## The problem
Determine how many of the lines below hold the word "موزیک". Give the number and nothing else.

(Interface dataset entries)
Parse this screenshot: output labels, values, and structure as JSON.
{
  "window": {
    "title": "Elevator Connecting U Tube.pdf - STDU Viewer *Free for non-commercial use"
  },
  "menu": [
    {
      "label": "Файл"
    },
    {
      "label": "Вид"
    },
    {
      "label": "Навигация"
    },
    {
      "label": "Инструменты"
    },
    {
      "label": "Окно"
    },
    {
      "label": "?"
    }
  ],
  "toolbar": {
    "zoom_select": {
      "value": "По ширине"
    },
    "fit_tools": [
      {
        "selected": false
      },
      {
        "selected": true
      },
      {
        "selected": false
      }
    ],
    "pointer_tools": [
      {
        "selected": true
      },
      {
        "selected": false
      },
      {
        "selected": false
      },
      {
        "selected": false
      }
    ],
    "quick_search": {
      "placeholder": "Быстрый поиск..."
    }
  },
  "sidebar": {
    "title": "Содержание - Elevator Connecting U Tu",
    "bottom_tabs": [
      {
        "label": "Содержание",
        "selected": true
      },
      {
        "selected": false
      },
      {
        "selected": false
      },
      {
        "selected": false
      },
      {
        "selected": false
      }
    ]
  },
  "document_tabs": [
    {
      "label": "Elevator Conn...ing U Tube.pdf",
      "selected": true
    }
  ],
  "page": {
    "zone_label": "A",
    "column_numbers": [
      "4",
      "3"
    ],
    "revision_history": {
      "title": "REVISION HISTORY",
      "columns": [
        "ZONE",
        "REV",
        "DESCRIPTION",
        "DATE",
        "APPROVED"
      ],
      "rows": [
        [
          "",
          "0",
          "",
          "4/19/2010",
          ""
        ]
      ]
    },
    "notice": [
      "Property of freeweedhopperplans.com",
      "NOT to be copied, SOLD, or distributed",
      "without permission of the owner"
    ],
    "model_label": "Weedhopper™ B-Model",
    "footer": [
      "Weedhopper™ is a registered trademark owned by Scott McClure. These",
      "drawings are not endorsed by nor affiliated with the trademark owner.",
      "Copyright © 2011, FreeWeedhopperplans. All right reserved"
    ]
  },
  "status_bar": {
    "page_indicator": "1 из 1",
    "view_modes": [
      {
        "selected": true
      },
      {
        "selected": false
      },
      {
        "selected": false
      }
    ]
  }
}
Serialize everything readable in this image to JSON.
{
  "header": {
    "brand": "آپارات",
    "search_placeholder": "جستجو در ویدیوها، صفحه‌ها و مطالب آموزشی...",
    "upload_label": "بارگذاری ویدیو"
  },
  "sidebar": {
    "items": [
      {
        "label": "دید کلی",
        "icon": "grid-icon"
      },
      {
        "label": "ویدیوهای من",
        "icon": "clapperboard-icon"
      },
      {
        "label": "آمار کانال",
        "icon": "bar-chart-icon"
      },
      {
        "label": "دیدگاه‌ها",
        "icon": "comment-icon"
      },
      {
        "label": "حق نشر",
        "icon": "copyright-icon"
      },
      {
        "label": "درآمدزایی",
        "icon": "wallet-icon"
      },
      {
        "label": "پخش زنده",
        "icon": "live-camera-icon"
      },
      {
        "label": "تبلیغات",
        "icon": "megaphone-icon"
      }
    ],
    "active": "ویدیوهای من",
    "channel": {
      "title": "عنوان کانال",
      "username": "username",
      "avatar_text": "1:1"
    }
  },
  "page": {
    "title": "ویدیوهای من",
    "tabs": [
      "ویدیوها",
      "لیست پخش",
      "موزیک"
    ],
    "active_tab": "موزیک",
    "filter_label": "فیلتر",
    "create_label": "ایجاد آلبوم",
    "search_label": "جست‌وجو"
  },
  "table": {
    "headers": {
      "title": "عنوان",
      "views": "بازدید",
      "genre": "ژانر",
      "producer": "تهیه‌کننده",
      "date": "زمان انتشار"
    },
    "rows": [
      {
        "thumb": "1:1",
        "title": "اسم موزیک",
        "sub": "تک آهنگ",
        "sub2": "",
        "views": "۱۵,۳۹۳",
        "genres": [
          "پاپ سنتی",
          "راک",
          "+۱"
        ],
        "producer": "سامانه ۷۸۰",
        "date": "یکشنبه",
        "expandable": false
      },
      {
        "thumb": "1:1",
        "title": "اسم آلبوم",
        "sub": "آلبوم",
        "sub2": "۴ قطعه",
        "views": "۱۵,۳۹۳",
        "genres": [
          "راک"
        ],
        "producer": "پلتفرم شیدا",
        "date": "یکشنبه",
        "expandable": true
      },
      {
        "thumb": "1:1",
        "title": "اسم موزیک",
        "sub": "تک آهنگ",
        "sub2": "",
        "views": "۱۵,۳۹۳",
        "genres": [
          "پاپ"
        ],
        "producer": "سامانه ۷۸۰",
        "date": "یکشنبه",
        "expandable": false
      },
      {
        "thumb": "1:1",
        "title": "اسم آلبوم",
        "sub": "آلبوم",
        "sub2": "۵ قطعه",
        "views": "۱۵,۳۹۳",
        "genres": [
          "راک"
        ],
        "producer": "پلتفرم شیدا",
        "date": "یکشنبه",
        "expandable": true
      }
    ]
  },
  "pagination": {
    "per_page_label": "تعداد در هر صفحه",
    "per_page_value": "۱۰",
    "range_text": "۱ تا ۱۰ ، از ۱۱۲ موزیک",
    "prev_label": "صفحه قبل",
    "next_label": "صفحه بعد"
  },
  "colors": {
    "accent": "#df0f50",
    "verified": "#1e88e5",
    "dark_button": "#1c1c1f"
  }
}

## Task result
5